This is our Book Shopping schedule for the classroom library. I like to use colorful paint sample cards to differentiate between my Block I and Block II students. Students can reference this chart to know when it is their day to choose new books for their Reading Baggies.
I will end this post with a tip--Dollar Tree and Target have terrific $1 pocket charts throughout the year!  Just keep your eyes open!

Tuesday, August 26, 2014

Honey, We Think Reading is Wonderful!

I teach 2 blocks of 4th grade Balanced Literacy. My students are at- or above-grade level. We use the Lucy Calkins units of study.  Our first unit is Building a Reading Life.For Lesson 1, I chose to use the book The Bee Tree by Patricia Polacco. During this lesson, students reflect on what makes reading wonderful for them. They think back over their lives as readers and identify pitfalls and peaks. In this book a young girl would rather be outside running than sitting inside reading. So her grandfather takes her on a journey to find a tree where bees make honey. Several people join their adventure along the way. Students learn that reading is as sweet as honey, but it takes hard work, support from other people, and some stickiness to become a successful reader.

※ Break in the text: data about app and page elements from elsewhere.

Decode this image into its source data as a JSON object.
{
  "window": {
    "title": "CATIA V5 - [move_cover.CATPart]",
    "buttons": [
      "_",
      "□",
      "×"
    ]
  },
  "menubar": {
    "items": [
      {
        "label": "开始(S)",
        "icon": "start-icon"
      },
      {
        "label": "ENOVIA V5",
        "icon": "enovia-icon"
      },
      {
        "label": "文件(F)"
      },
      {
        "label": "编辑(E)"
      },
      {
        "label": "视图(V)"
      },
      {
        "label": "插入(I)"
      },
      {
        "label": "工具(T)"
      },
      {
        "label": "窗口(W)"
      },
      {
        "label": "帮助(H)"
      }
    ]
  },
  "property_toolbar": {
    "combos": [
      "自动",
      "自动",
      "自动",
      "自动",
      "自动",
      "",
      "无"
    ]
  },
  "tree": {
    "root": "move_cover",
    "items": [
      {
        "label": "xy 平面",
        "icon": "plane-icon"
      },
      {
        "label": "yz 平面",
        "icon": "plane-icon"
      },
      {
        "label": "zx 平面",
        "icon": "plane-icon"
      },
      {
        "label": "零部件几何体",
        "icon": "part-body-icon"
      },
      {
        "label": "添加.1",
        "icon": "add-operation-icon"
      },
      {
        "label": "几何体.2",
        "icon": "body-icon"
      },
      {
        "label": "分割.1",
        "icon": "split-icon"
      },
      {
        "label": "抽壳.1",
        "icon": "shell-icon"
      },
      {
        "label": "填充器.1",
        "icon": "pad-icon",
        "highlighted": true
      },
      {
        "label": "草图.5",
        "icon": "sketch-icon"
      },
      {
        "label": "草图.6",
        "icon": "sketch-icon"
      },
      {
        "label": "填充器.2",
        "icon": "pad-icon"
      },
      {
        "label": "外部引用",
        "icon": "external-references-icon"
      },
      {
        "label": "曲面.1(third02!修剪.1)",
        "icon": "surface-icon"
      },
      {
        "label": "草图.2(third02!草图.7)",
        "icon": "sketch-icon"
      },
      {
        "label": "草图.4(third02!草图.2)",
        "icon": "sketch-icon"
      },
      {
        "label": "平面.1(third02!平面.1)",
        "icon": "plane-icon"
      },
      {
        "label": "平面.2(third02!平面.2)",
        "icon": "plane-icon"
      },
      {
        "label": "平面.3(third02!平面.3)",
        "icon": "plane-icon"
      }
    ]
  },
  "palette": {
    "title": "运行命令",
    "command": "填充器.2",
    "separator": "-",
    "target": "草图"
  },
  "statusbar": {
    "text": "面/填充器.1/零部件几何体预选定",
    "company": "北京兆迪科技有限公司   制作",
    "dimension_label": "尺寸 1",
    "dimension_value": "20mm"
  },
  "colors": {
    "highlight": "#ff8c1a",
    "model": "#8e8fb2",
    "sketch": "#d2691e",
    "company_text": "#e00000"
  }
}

At the end of the book, grandfather puts a drop of honey on the girl's book to remind her that reading is sweet. Right before I got to that part, I put a drop of honey on each child's finger. I told them not to do anything right away...I told them they would feel what to do when the time is right. They all started licking their honey as I read grandfather's words to the girl...perfection! The smiles and head nods told me they understood! For my Teach Like a Pirate colleagues, this Chef Hook was certainly a hit.  I hope these students will always remember that reading is sweet.

During Independent Work Time, students made jottings about a time in their lives when they discovered that reading was sweet and wonderful. I keep the blocks' sticky notes different colors so they each have their own identity.
Here are some of their jottings: